DATASET ENTRIES.
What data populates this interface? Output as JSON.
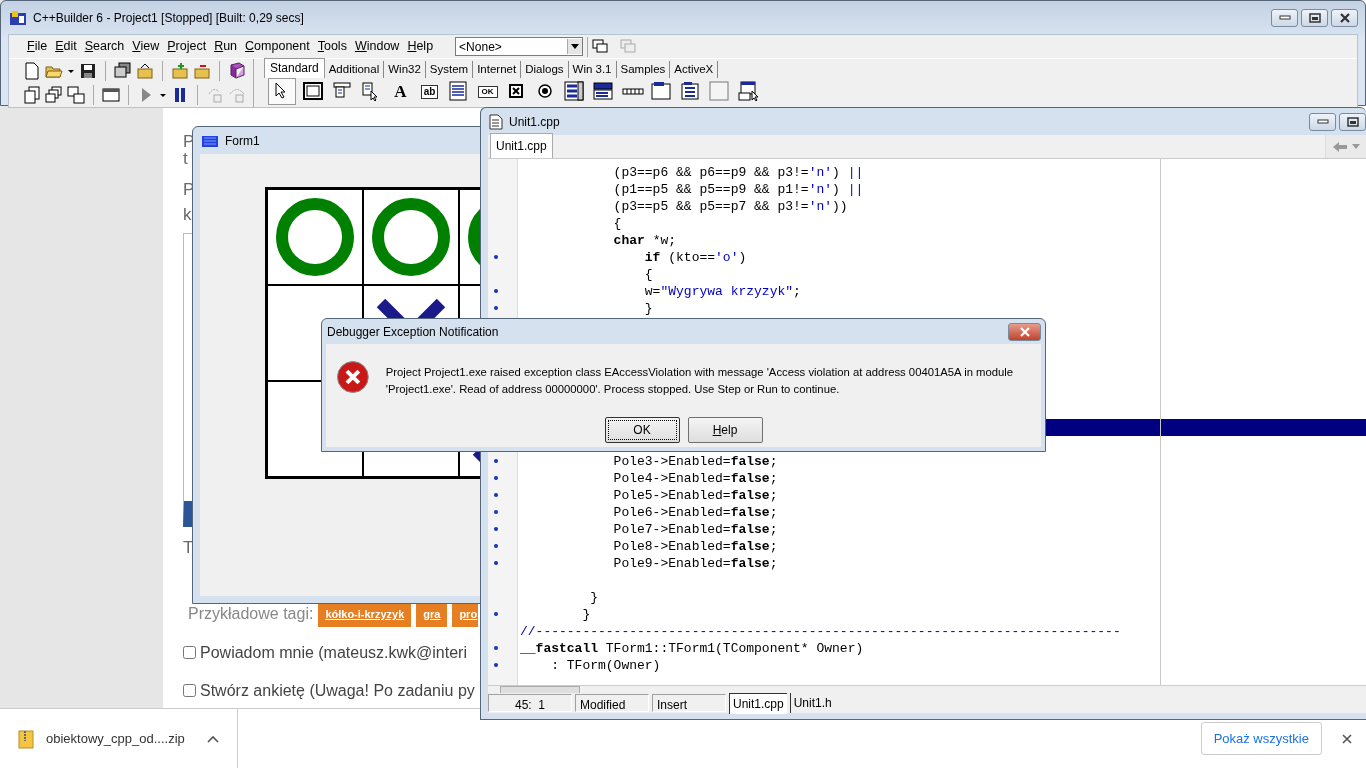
{
  "webpage": {
    "fragments": [
      "P",
      "t",
      "P",
      "k",
      "T"
    ],
    "tags_label": "Przykładowe tagi:",
    "tags": [
      "kółko-i-krzyzyk",
      "gra",
      "pro"
    ],
    "options": [
      {
        "label": "Powiadom mnie (mateusz.kwk@interi",
        "checked": false
      },
      {
        "label": "Stwórz ankietę (Uwaga! Po zadaniu py",
        "checked": false
      }
    ]
  },
  "ide": {
    "title": "C++Builder 6 - Project1 [Stopped] [Built: 0,29 secs]",
    "menu": [
      "File",
      "Edit",
      "Search",
      "View",
      "Project",
      "Run",
      "Component",
      "Tools",
      "Window",
      "Help"
    ],
    "target_combo": {
      "value": "<None>"
    },
    "palette_tabs": [
      {
        "label": "Standard",
        "selected": true
      },
      {
        "label": "Additional",
        "selected": false
      },
      {
        "label": "Win32",
        "selected": false
      },
      {
        "label": "System",
        "selected": false
      },
      {
        "label": "Internet",
        "selected": false
      },
      {
        "label": "Dialogs",
        "selected": false
      },
      {
        "label": "Win 3.1",
        "selected": false
      },
      {
        "label": "Samples",
        "selected": false
      },
      {
        "label": "ActiveX",
        "selected": false
      }
    ],
    "palette_components": [
      {
        "kind": "pointer"
      },
      {
        "kind": "frame"
      },
      {
        "kind": "mainmenu"
      },
      {
        "kind": "popupmenu"
      },
      {
        "kind": "label",
        "glyph": "A"
      },
      {
        "kind": "edit",
        "glyph": "ab"
      },
      {
        "kind": "memo"
      },
      {
        "kind": "button",
        "glyph": "OK"
      },
      {
        "kind": "checkbox"
      },
      {
        "kind": "radio"
      },
      {
        "kind": "listbox"
      },
      {
        "kind": "combobox"
      },
      {
        "kind": "scrollbar"
      },
      {
        "kind": "groupbox"
      },
      {
        "kind": "radiogroup"
      },
      {
        "kind": "panel"
      },
      {
        "kind": "actionlist"
      }
    ]
  },
  "form1": {
    "title": "Form1",
    "board": [
      {
        "kind": "circle"
      },
      {
        "kind": "circle"
      },
      {
        "kind": "circle"
      },
      {
        "kind": "empty"
      },
      {
        "kind": "cross"
      },
      {
        "kind": "empty"
      },
      {
        "kind": "empty"
      },
      {
        "kind": "empty"
      },
      {
        "kind": "cross"
      }
    ]
  },
  "editor": {
    "title": "Unit1.cpp",
    "tabs": [
      {
        "label": "Unit1.cpp",
        "selected": true
      }
    ],
    "code_top": [
      {
        "marked": false,
        "segments": [
          {
            "kind": "plain",
            "text": "            (p3==p6 && p6==p9 && p3!="
          },
          {
            "kind": "string",
            "text": "'n'"
          },
          {
            "kind": "plain",
            "text": ") "
          },
          {
            "kind": "symbol",
            "text": "||"
          }
        ]
      },
      {
        "marked": false,
        "segments": [
          {
            "kind": "plain",
            "text": "            (p1==p5 && p5==p9 && p1!="
          },
          {
            "kind": "string",
            "text": "'n'"
          },
          {
            "kind": "plain",
            "text": ") "
          },
          {
            "kind": "symbol",
            "text": "||"
          }
        ]
      },
      {
        "marked": false,
        "segments": [
          {
            "kind": "plain",
            "text": "            (p3==p5 && p5==p7 && p3!="
          },
          {
            "kind": "string",
            "text": "'n'"
          },
          {
            "kind": "plain",
            "text": "))"
          }
        ]
      },
      {
        "marked": false,
        "segments": [
          {
            "kind": "plain",
            "text": "            {"
          }
        ]
      },
      {
        "marked": false,
        "segments": [
          {
            "kind": "keyword",
            "text": "            char"
          },
          {
            "kind": "plain",
            "text": " *w;"
          }
        ]
      },
      {
        "marked": true,
        "segments": [
          {
            "kind": "keyword",
            "text": "                if"
          },
          {
            "kind": "plain",
            "text": " (kto=="
          },
          {
            "kind": "string",
            "text": "'o'"
          },
          {
            "kind": "plain",
            "text": ")"
          }
        ]
      },
      {
        "marked": false,
        "segments": [
          {
            "kind": "plain",
            "text": "                {"
          }
        ]
      },
      {
        "marked": true,
        "segments": [
          {
            "kind": "plain",
            "text": "                w="
          },
          {
            "kind": "string",
            "text": "\"Wygrywa krzyzyk\""
          },
          {
            "kind": "plain",
            "text": ";"
          }
        ]
      },
      {
        "marked": true,
        "segments": [
          {
            "kind": "plain",
            "text": "                }"
          }
        ]
      }
    ],
    "code_bottom": [
      {
        "marked": true,
        "segments": [
          {
            "kind": "plain",
            "text": "            Pole3->Enabled="
          },
          {
            "kind": "keyword",
            "text": "false"
          },
          {
            "kind": "plain",
            "text": ";"
          }
        ]
      },
      {
        "marked": true,
        "segments": [
          {
            "kind": "plain",
            "text": "            Pole4->Enabled="
          },
          {
            "kind": "keyword",
            "text": "false"
          },
          {
            "kind": "plain",
            "text": ";"
          }
        ]
      },
      {
        "marked": true,
        "segments": [
          {
            "kind": "plain",
            "text": "            Pole5->Enabled="
          },
          {
            "kind": "keyword",
            "text": "false"
          },
          {
            "kind": "plain",
            "text": ";"
          }
        ]
      },
      {
        "marked": true,
        "segments": [
          {
            "kind": "plain",
            "text": "            Pole6->Enabled="
          },
          {
            "kind": "keyword",
            "text": "false"
          },
          {
            "kind": "plain",
            "text": ";"
          }
        ]
      },
      {
        "marked": true,
        "segments": [
          {
            "kind": "plain",
            "text": "            Pole7->Enabled="
          },
          {
            "kind": "keyword",
            "text": "false"
          },
          {
            "kind": "plain",
            "text": ";"
          }
        ]
      },
      {
        "marked": true,
        "segments": [
          {
            "kind": "plain",
            "text": "            Pole8->Enabled="
          },
          {
            "kind": "keyword",
            "text": "false"
          },
          {
            "kind": "plain",
            "text": ";"
          }
        ]
      },
      {
        "marked": true,
        "segments": [
          {
            "kind": "plain",
            "text": "            Pole9->Enabled="
          },
          {
            "kind": "keyword",
            "text": "false"
          },
          {
            "kind": "plain",
            "text": ";"
          }
        ]
      },
      {
        "marked": false,
        "segments": [
          {
            "kind": "plain",
            "text": "         }"
          }
        ]
      },
      {
        "marked": true,
        "segments": [
          {
            "kind": "plain",
            "text": "        }"
          }
        ]
      },
      {
        "marked": false,
        "segments": [
          {
            "kind": "comment",
            "text": "//---------------------------------------------------------------------------"
          }
        ]
      },
      {
        "marked": true,
        "segments": [
          {
            "kind": "keyword",
            "text": "__fastcall"
          },
          {
            "kind": "plain",
            "text": " TForm1::TForm1(TComponent* Owner)"
          }
        ]
      },
      {
        "marked": true,
        "segments": [
          {
            "kind": "plain",
            "text": "    : TForm(Owner)"
          }
        ]
      }
    ],
    "status": {
      "position": "45:  1",
      "modified": "Modified",
      "mode": "Insert"
    },
    "file_tabs": [
      {
        "label": "Unit1.cpp",
        "selected": true
      },
      {
        "label": "Unit1.h",
        "selected": false
      }
    ]
  },
  "dialog": {
    "title": "Debugger Exception Notification",
    "message": "Project Project1.exe raised exception class EAccessViolation with message 'Access violation at address 00401A5A in module 'Project1.exe'. Read of address 00000000'. Process stopped. Use Step or Run to continue.",
    "buttons": [
      {
        "label": "OK",
        "focused": true,
        "mnemonic": false
      },
      {
        "label": "Help",
        "focused": false,
        "mnemonic": true
      }
    ]
  },
  "downloads": {
    "file": "obiektowy_cpp_od....zip",
    "show_all": "Pokaż wszystkie"
  }
}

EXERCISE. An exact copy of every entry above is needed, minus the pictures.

RESULT OF THIS TASK.
What data populates this interface? Output as JSON.
{
  "webpage": {
    "fragments": [
      "P",
      "t",
      "P",
      "k",
      "T"
    ],
    "tags_label": "Przykładowe tagi:",
    "tags": [
      "kółko-i-krzyzyk",
      "gra",
      "pro"
    ],
    "options": [
      {
        "label": "Powiadom mnie (mateusz.kwk@interi",
        "checked": false
      },
      {
        "label": "Stwórz ankietę (Uwaga! Po zadaniu py",
        "checked": false
      }
    ]
  },
  "ide": {
    "title": "C++Builder 6 - Project1 [Stopped] [Built: 0,29 secs]",
    "menu": [
      "File",
      "Edit",
      "Search",
      "View",
      "Project",
      "Run",
      "Component",
      "Tools",
      "Window",
      "Help"
    ],
    "target_combo": {
      "value": "<None>"
    },
    "palette_tabs": [
      {
        "label": "Standard",
        "selected": true
      },
      {
        "label": "Additional",
        "selected": false
      },
      {
        "label": "Win32",
        "selected": false
      },
      {
        "label": "System",
        "selected": false
      },
      {
        "label": "Internet",
        "selected": false
      },
      {
        "label": "Dialogs",
        "selected": false
      },
      {
        "label": "Win 3.1",
        "selected": false
      },
      {
        "label": "Samples",
        "selected": false
      },
      {
        "label": "ActiveX",
        "selected": false
      }
    ],
    "palette_components": [
      {
        "kind": "pointer"
      },
      {
        "kind": "frame"
      },
      {
        "kind": "mainmenu"
      },
      {
        "kind": "popupmenu"
      },
      {
        "kind": "label",
        "glyph": "A"
      },
      {
        "kind": "edit",
        "glyph": "ab"
      },
      {
        "kind": "memo"
      },
      {
        "kind": "button",
        "glyph": "OK"
      },
      {
        "kind": "checkbox"
      },
      {
        "kind": "radio"
      },
      {
        "kind": "listbox"
      },
      {
        "kind": "combobox"
      },
      {
        "kind": "scrollbar"
      },
      {
        "kind": "groupbox"
      },
      {
        "kind": "radiogroup"
      },
      {
        "kind": "panel"
      },
      {
        "kind": "actionlist"
      }
    ]
  },
  "form1": {
    "title": "Form1",
    "board": [
      {
        "kind": "circle"
      },
      {
        "kind": "circle"
      },
      {
        "kind": "circle"
      },
      {
        "kind": "empty"
      },
      {
        "kind": "cross"
      },
      {
        "kind": "empty"
      },
      {
        "kind": "empty"
      },
      {
        "kind": "empty"
      },
      {
        "kind": "cross"
      }
    ]
  },
  "editor": {
    "title": "Unit1.cpp",
    "tabs": [
      {
        "label": "Unit1.cpp",
        "selected": true
      }
    ],
    "code_top": [
      {
        "marked": false,
        "segments": [
          {
            "kind": "plain",
            "text": "            (p3==p6 && p6==p9 && p3!="
          },
          {
            "kind": "string",
            "text": "'n'"
          },
          {
            "kind": "plain",
            "text": ") "
          },
          {
            "kind": "symbol",
            "text": "||"
          }
        ]
      },
      {
        "marked": false,
        "segments": [
          {
            "kind": "plain",
            "text": "            (p1==p5 && p5==p9 && p1!="
          },
          {
            "kind": "string",
            "text": "'n'"
          },
          {
            "kind": "plain",
            "text": ") "
          },
          {
            "kind": "symbol",
            "text": "||"
          }
        ]
      },
      {
        "marked": false,
        "segments": [
          {
            "kind": "plain",
            "text": "            (p3==p5 && p5==p7 && p3!="
          },
          {
            "kind": "string",
            "text": "'n'"
          },
          {
            "kind": "plain",
            "text": "))"
          }
        ]
      },
      {
        "marked": false,
        "segments": [
          {
            "kind": "plain",
            "text": "            {"
          }
        ]
      },
      {
        "marked": false,
        "segments": [
          {
            "kind": "keyword",
            "text": "            char"
          },
          {
            "kind": "plain",
            "text": " *w;"
          }
        ]
      },
      {
        "marked": true,
        "segments": [
          {
            "kind": "keyword",
            "text": "                if"
          },
          {
            "kind": "plain",
            "text": " (kto=="
          },
          {
            "kind": "string",
            "text": "'o'"
          },
          {
            "kind": "plain",
            "text": ")"
          }
        ]
      },
      {
        "marked": false,
        "segments": [
          {
            "kind": "plain",
            "text": "                {"
          }
        ]
      },
      {
        "marked": true,
        "segments": [
          {
            "kind": "plain",
            "text": "                w="
          },
          {
            "kind": "string",
            "text": "\"Wygrywa krzyzyk\""
          },
          {
            "kind": "plain",
            "text": ";"
          }
        ]
      },
      {
        "marked": true,
        "segments": [
          {
            "kind": "plain",
            "text": "                }"
          }
        ]
      }
    ],
    "code_bottom": [
      {
        "marked": true,
        "segments": [
          {
            "kind": "plain",
            "text": "            Pole3->Enabled="
          },
          {
            "kind": "keyword",
            "text": "false"
          },
          {
            "kind": "plain",
            "text": ";"
          }
        ]
      },
      {
        "marked": true,
        "segments": [
          {
            "kind": "plain",
            "text": "            Pole4->Enabled="
          },
          {
            "kind": "keyword",
            "text": "false"
          },
          {
            "kind": "plain",
            "text": ";"
          }
        ]
      },
      {
        "marked": true,
        "segments": [
          {
            "kind": "plain",
            "text": "            Pole5->Enabled="
          },
          {
            "kind": "keyword",
            "text": "false"
          },
          {
            "kind": "plain",
            "text": ";"
          }
        ]
      },
      {
        "marked": true,
        "segments": [
          {
            "kind": "plain",
            "text": "            Pole6->Enabled="
          },
          {
            "kind": "keyword",
            "text": "false"
          },
          {
            "kind": "plain",
            "text": ";"
          }
        ]
      },
      {
        "marked": true,
        "segments": [
          {
            "kind": "plain",
            "text": "            Pole7->Enabled="
          },
          {
            "kind": "keyword",
            "text": "false"
          },
          {
            "kind": "plain",
            "text": ";"
          }
        ]
      },
      {
        "marked": true,
        "segments": [
          {
            "kind": "plain",
            "text": "            Pole8->Enabled="
          },
          {
            "kind": "keyword",
            "text": "false"
          },
          {
            "kind": "plain",
            "text": ";"
          }
        ]
      },
      {
        "marked": true,
        "segments": [
          {
            "kind": "plain",
            "text": "            Pole9->Enabled="
          },
          {
            "kind": "keyword",
            "text": "false"
          },
          {
            "kind": "plain",
            "text": ";"
          }
        ]
      },
      {
        "marked": false,
        "segments": [
          {
            "kind": "plain",
            "text": "         }"
          }
        ]
      },
      {
        "marked": true,
        "segments": [
          {
            "kind": "plain",
            "text": "        }"
          }
        ]
      },
      {
        "marked": false,
        "segments": [
          {
            "kind": "comment",
            "text": "//---------------------------------------------------------------------------"
          }
        ]
      },
      {
        "marked": true,
        "segments": [
          {
            "kind": "keyword",
            "text": "__fastcall"
          },
          {
            "kind": "plain",
            "text": " TForm1::TForm1(TComponent* Owner)"
          }
        ]
      },
      {
        "marked": true,
        "segments": [
          {
            "kind": "plain",
            "text": "    : TForm(Owner)"
          }
        ]
      }
    ],
    "status": {
      "position": "45:  1",
      "modified": "Modified",
      "mode": "Insert"
    },
    "file_tabs": [
      {
        "label": "Unit1.cpp",
        "selected": true
      },
      {
        "label": "Unit1.h",
        "selected": false
      }
    ]
  },
  "dialog": {
    "title": "Debugger Exception Notification",
    "message": "Project Project1.exe raised exception class EAccessViolation with message 'Access violation at address 00401A5A in module 'Project1.exe'. Read of address 00000000'. Process stopped. Use Step or Run to continue.",
    "buttons": [
      {
        "label": "OK",
        "focused": true,
        "mnemonic": false
      },
      {
        "label": "Help",
        "focused": false,
        "mnemonic": true
      }
    ]
  },
  "downloads": {
    "file": "obiektowy_cpp_od....zip",
    "show_all": "Pokaż wszystkie"
  }
}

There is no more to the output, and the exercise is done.